  2. As secure communications generally attempt to find a “common” method, they will often “drop down” to older supported versions (even if they are now often considered insecure!)
  3. Most browser and server software (unless recently patched) will allow for this “drop down” in security.
  4. Most software provides a mechanism to disable this by the user or in configuration.
  5. Upgrading your software will usually remove these “problematic” vulnerabilities.

Simply put… for a consumer, it’s best to upgrade to a newer browser or find the appropriate configuration to disable SSLv3 if you are unable to upgrade. Server administrators generally should update their sofware on a regular basis for security items such as this one!

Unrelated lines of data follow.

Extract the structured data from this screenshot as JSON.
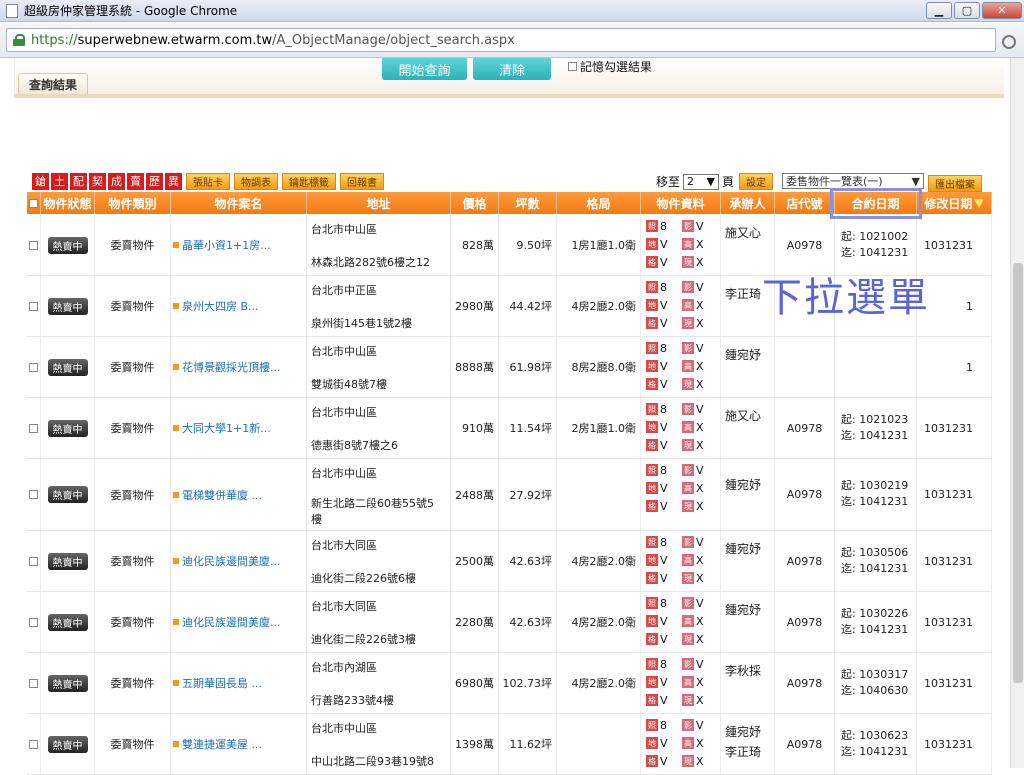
{
  "window": {
    "title": "超級房仲家管理系統 - Google Chrome",
    "min": "▁",
    "max": "▢",
    "close": "✕"
  },
  "address": {
    "scheme": "https://",
    "host": "superwebnew.etwarm.com.tw",
    "path": "/A_ObjectManage/object_search.aspx"
  },
  "search": {
    "start_label": "開始查詢",
    "clear_label": "清除",
    "remember_label": "記憶勾選結果"
  },
  "results": {
    "tab_label": "查詢結果",
    "red_buttons": [
      "鎗",
      "土",
      "配",
      "契",
      "成",
      "賣",
      "歷",
      "異"
    ],
    "orange_buttons": [
      "張貼卡",
      "物調表",
      "鑰匙標籤",
      "回報書"
    ],
    "goto_label": "移至",
    "page_value": "2",
    "page_unit": "頁",
    "set_label": "設定",
    "view_select": "委售物件一覽表(一)",
    "export_label": "匯出檔案"
  },
  "columns": [
    "物件狀態",
    "物件類別",
    "物件案名",
    "地址",
    "價格",
    "坪數",
    "格局",
    "物件資料",
    "承辦人",
    "店代號",
    "合約日期",
    "修改日期"
  ],
  "sort_indicator": "▼",
  "info_labels": {
    "a1": "照",
    "a2": "影",
    "b1": "地",
    "b2": "高",
    "c1": "格",
    "c2": "現"
  },
  "rows": [
    {
      "status": "熱賣中",
      "category": "委賣物件",
      "name": "晶華小資1+1房...",
      "addr1": "台北市中山區",
      "addr2": "林森北路282號6樓之12",
      "price": "828萬",
      "area": "9.50坪",
      "layout": "1房1廳1.0衛",
      "info": [
        "8",
        "V",
        "V",
        "X",
        "V",
        "X"
      ],
      "agent": "施又心",
      "agent2": "",
      "store": "A0978",
      "start": "起: 1021002",
      "end": "迄: 1041231",
      "modified": "1031231"
    },
    {
      "status": "熱賣中",
      "category": "委賣物件",
      "name": "泉州大四房 B...",
      "addr1": "台北市中正區",
      "addr2": "泉州街145巷1號2樓",
      "price": "2980萬",
      "area": "44.42坪",
      "layout": "4房2廳2.0衛",
      "info": [
        "8",
        "V",
        "V",
        "X",
        "V",
        "X"
      ],
      "agent": "李正琦",
      "agent2": "",
      "store": "",
      "start": "",
      "end": "",
      "modified": "1"
    },
    {
      "status": "熱賣中",
      "category": "委賣物件",
      "name": "花博景觀採光頂樓...",
      "addr1": "台北市中山區",
      "addr2": "雙城街48號7樓",
      "price": "8888萬",
      "area": "61.98坪",
      "layout": "8房2廳8.0衛",
      "info": [
        "8",
        "V",
        "V",
        "X",
        "V",
        "X"
      ],
      "agent": "鍾宛妤",
      "agent2": "",
      "store": "",
      "start": "",
      "end": "",
      "modified": "1"
    },
    {
      "status": "熱賣中",
      "category": "委賣物件",
      "name": "大同大學1+1新...",
      "addr1": "台北市中山區",
      "addr2": "德惠街8號7樓之6",
      "price": "910萬",
      "area": "11.54坪",
      "layout": "2房1廳1.0衛",
      "info": [
        "8",
        "V",
        "V",
        "X",
        "V",
        "X"
      ],
      "agent": "施又心",
      "agent2": "",
      "store": "A0978",
      "start": "起: 1021023",
      "end": "迄: 1041231",
      "modified": "1031231"
    },
    {
      "status": "熱賣中",
      "category": "委賣物件",
      "name": "電梯雙併華廈 ...",
      "addr1": "台北市中山區",
      "addr2": "新生北路二段60巷55號5樓",
      "price": "2488萬",
      "area": "27.92坪",
      "layout": "",
      "info": [
        "8",
        "V",
        "V",
        "X",
        "V",
        "X"
      ],
      "agent": "鍾宛妤",
      "agent2": "",
      "store": "A0978",
      "start": "起: 1030219",
      "end": "迄: 1041231",
      "modified": "1031231"
    },
    {
      "status": "熱賣中",
      "category": "委賣物件",
      "name": "迪化民族邊間美廈...",
      "addr1": "台北市大同區",
      "addr2": "迪化街二段226號6樓",
      "price": "2500萬",
      "area": "42.63坪",
      "layout": "4房2廳2.0衛",
      "info": [
        "8",
        "V",
        "V",
        "X",
        "V",
        "X"
      ],
      "agent": "鍾宛妤",
      "agent2": "",
      "store": "A0978",
      "start": "起: 1030506",
      "end": "迄: 1041231",
      "modified": "1031231"
    },
    {
      "status": "熱賣中",
      "category": "委賣物件",
      "name": "迪化民族邊間美廈...",
      "addr1": "台北市大同區",
      "addr2": "迪化街二段226號3樓",
      "price": "2280萬",
      "area": "42.63坪",
      "layout": "4房2廳2.0衛",
      "info": [
        "8",
        "V",
        "V",
        "X",
        "V",
        "X"
      ],
      "agent": "鍾宛妤",
      "agent2": "",
      "store": "A0978",
      "start": "起: 1030226",
      "end": "迄: 1041231",
      "modified": "1031231"
    },
    {
      "status": "熱賣中",
      "category": "委賣物件",
      "name": "五期華固長島 ...",
      "addr1": "台北市內湖區",
      "addr2": "行善路233號4樓",
      "price": "6980萬",
      "area": "102.73坪",
      "layout": "4房2廳2.0衛",
      "info": [
        "8",
        "V",
        "V",
        "X",
        "V",
        "X"
      ],
      "agent": "李秋採",
      "agent2": "",
      "store": "A0978",
      "start": "起: 1030317",
      "end": "迄: 1040630",
      "modified": "1031231"
    },
    {
      "status": "熱賣中",
      "category": "委賣物件",
      "name": "雙連捷運美屋 ...",
      "addr1": "台北市中山區",
      "addr2": "中山北路二段93巷19號8",
      "price": "1398萬",
      "area": "11.62坪",
      "layout": "",
      "info": [
        "8",
        "V",
        "V",
        "X",
        "V",
        "X"
      ],
      "agent": "鍾宛妤",
      "agent2": "李正琦",
      "store": "A0978",
      "start": "起: 1030623",
      "end": "迄: 1041231",
      "modified": "1031231"
    }
  ],
  "annotation": {
    "text": "下拉選單",
    "color": "#5b63d8"
  }
}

NOTE: Many CDN’s such as CloudFlare are proactive and block this vulnerability.

Technical details on the Poodle vulnerability (if you’re into that sort of thing!):

Instructions here are for Apache HTTPd 2.2.23 and newer, other servers will require a similar change:


  1. sudo vi /etc/apache2/mods-enabled/ssl.conf
  2. Change the following line from:
    SSLProtocol All -SSLv2
    to:
    SSLProtocol All -SSLv2 -SSLv3
  3. sudo service apache2 reload
  4. sudo service apache2 restart

Can be tested at the following websites:

REFERENCES:

UML tooling

Love it, or hate it, eventually every software developer has to create some documentation. UML (Unified Modeling Language) diagrams are a common, but sometimes neccesary evil, in this line of work. While there are many commercial packages (Rational Rose, for example) available for enterprise use, it’s often easier to use one of the many free offerings available.